## Problem to work on:
From first line to last, copy the listing exactly and omit its pictures.

─── Entries provided

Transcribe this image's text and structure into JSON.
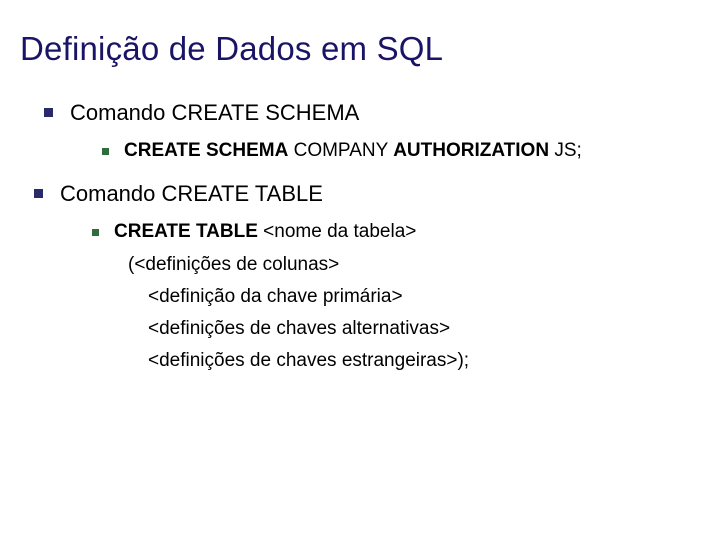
{
  "title": "Definição de Dados em SQL",
  "items": [
    {
      "label_prefix": "Comando ",
      "label_code": "CREATE SCHEMA",
      "sub": [
        {
          "bold": "CREATE SCHEMA",
          "rest": " COMPANY ",
          "bold2": "AUTHORIZATION",
          "rest2": " JS;"
        }
      ]
    },
    {
      "label_prefix": "Comando ",
      "label_code": "CREATE TABLE",
      "sub": [
        {
          "bold": "CREATE TABLE",
          "rest": " <nome da tabela>",
          "lines": [
            "(<definições de colunas>",
            "<definição da chave primária>",
            "<definições de chaves alternativas>",
            "<definições de chaves estrangeiras>);"
          ]
        }
      ]
    }
  ]
}
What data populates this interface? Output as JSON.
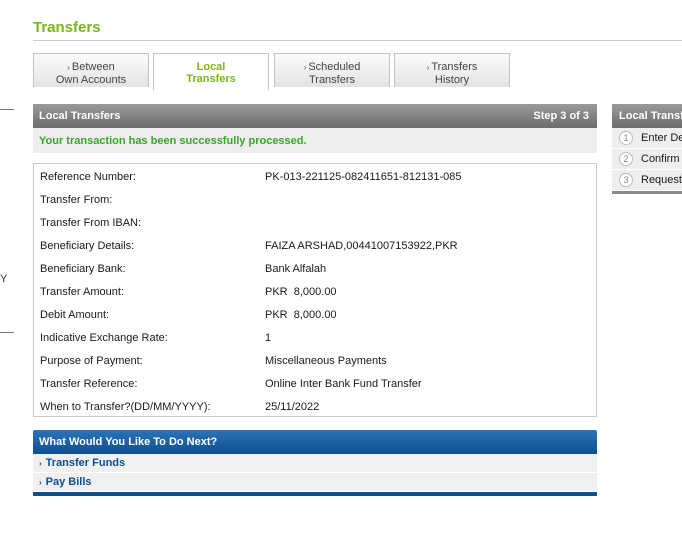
{
  "page": {
    "title": "Transfers"
  },
  "side": {
    "letter": "Y"
  },
  "tabs": [
    {
      "label": "Between\nOwn Accounts",
      "line1": "Between",
      "line2": "Own Accounts",
      "chevron": "›"
    },
    {
      "label": "Local\nTransfers",
      "line1": "Local",
      "line2": "Transfers",
      "active": true
    },
    {
      "label": "Scheduled\nTransfers",
      "line1": "Scheduled",
      "line2": "Transfers",
      "chevron": "›"
    },
    {
      "label": "Transfers\nHistory",
      "line1": "Transfers",
      "line2": "History",
      "chevron": "›"
    }
  ],
  "panel": {
    "title": "Local Transfers",
    "step": "Step 3 of 3",
    "success_message": "Your transaction has been successfully processed."
  },
  "details": [
    {
      "label": "Reference Number:",
      "value": "PK-013-221125-082411651-812131-085"
    },
    {
      "label": "Transfer From:",
      "value": ""
    },
    {
      "label": "Transfer From IBAN:",
      "value": ""
    },
    {
      "label": "Beneficiary Details:",
      "value": "FAIZA ARSHAD,00441007153922,PKR"
    },
    {
      "label": "Beneficiary Bank:",
      "value": "Bank Alfalah"
    },
    {
      "label": "Transfer Amount:",
      "value": "PKR  8,000.00"
    },
    {
      "label": "Debit Amount:",
      "value": "PKR  8,000.00"
    },
    {
      "label": "Indicative Exchange Rate:",
      "value": "1"
    },
    {
      "label": "Purpose of Payment:",
      "value": "Miscellaneous Payments"
    },
    {
      "label": "Transfer Reference:",
      "value": "Online Inter Bank Fund Transfer"
    },
    {
      "label": "When to Transfer?(DD/MM/YYYY):",
      "value": "25/11/2022"
    }
  ],
  "next": {
    "title": "What Would You Like To Do Next?",
    "links": [
      {
        "label": "Transfer Funds",
        "chevron": "›"
      },
      {
        "label": "Pay Bills",
        "chevron": "›"
      }
    ]
  },
  "steps": {
    "title": "Local Transfers",
    "items": [
      {
        "num": "1",
        "label": "Enter Details"
      },
      {
        "num": "2",
        "label": "Confirm"
      },
      {
        "num": "3",
        "label": "Request"
      }
    ]
  },
  "colors": {
    "accent_green": "#7ab51d",
    "success_green": "#3aa52a",
    "header_grey": "#7a7a7a",
    "next_blue": "#0e4f91"
  }
}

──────

## Task output:
Transcribe this image's text and structure into JSON.
{
  "title": "Definição de Dados em SQL",
  "items": [
    {
      "label_prefix": "Comando ",
      "label_code": "CREATE SCHEMA",
      "sub": [
        {
          "bold": "CREATE SCHEMA",
          "rest": " COMPANY ",
          "bold2": "AUTHORIZATION",
          "rest2": " JS;"
        }
      ]
    },
    {
      "label_prefix": "Comando ",
      "label_code": "CREATE TABLE",
      "sub": [
        {
          "bold": "CREATE TABLE",
          "rest": " <nome da tabela>",
          "lines": [
            "(<definições de colunas>",
            "<definição da chave primária>",
            "<definições de chaves alternativas>",
            "<definições de chaves estrangeiras>);"
          ]
        }
      ]
    }
  ]
}
What data populates this interface? Output as JSON.
{
  "page": {
    "title": "Transfers"
  },
  "side": {
    "letter": "Y"
  },
  "tabs": [
    {
      "label": "Between\nOwn Accounts",
      "line1": "Between",
      "line2": "Own Accounts",
      "chevron": "›"
    },
    {
      "label": "Local\nTransfers",
      "line1": "Local",
      "line2": "Transfers",
      "active": true
    },
    {
      "label": "Scheduled\nTransfers",
      "line1": "Scheduled",
      "line2": "Transfers",
      "chevron": "›"
    },
    {
      "label": "Transfers\nHistory",
      "line1": "Transfers",
      "line2": "History",
      "chevron": "›"
    }
  ],
  "panel": {
    "title": "Local Transfers",
    "step": "Step 3 of 3",
    "success_message": "Your transaction has been successfully processed."
  },
  "details": [
    {
      "label": "Reference Number:",
      "value": "PK-013-221125-082411651-812131-085"
    },
    {
      "label": "Transfer From:",
      "value": ""
    },
    {
      "label": "Transfer From IBAN:",
      "value": ""
    },
    {
      "label": "Beneficiary Details:",
      "value": "FAIZA ARSHAD,00441007153922,PKR"
    },
    {
      "label": "Beneficiary Bank:",
      "value": "Bank Alfalah"
    },
    {
      "label": "Transfer Amount:",
      "value": "PKR  8,000.00"
    },
    {
      "label": "Debit Amount:",
      "value": "PKR  8,000.00"
    },
    {
      "label": "Indicative Exchange Rate:",
      "value": "1"
    },
    {
      "label": "Purpose of Payment:",
      "value": "Miscellaneous Payments"
    },
    {
      "label": "Transfer Reference:",
      "value": "Online Inter Bank Fund Transfer"
    },
    {
      "label": "When to Transfer?(DD/MM/YYYY):",
      "value": "25/11/2022"
    }
  ],
  "next": {
    "title": "What Would You Like To Do Next?",
    "links": [
      {
        "label": "Transfer Funds",
        "chevron": "›"
      },
      {
        "label": "Pay Bills",
        "chevron": "›"
      }
    ]
  },
  "steps": {
    "title": "Local Transfers",
    "items": [
      {
        "num": "1",
        "label": "Enter Details"
      },
      {
        "num": "2",
        "label": "Confirm"
      },
      {
        "num": "3",
        "label": "Request"
      }
    ]
  },
  "colors": {
    "accent_green": "#7ab51d",
    "success_green": "#3aa52a",
    "header_grey": "#7a7a7a",
    "next_blue": "#0e4f91"
  }
}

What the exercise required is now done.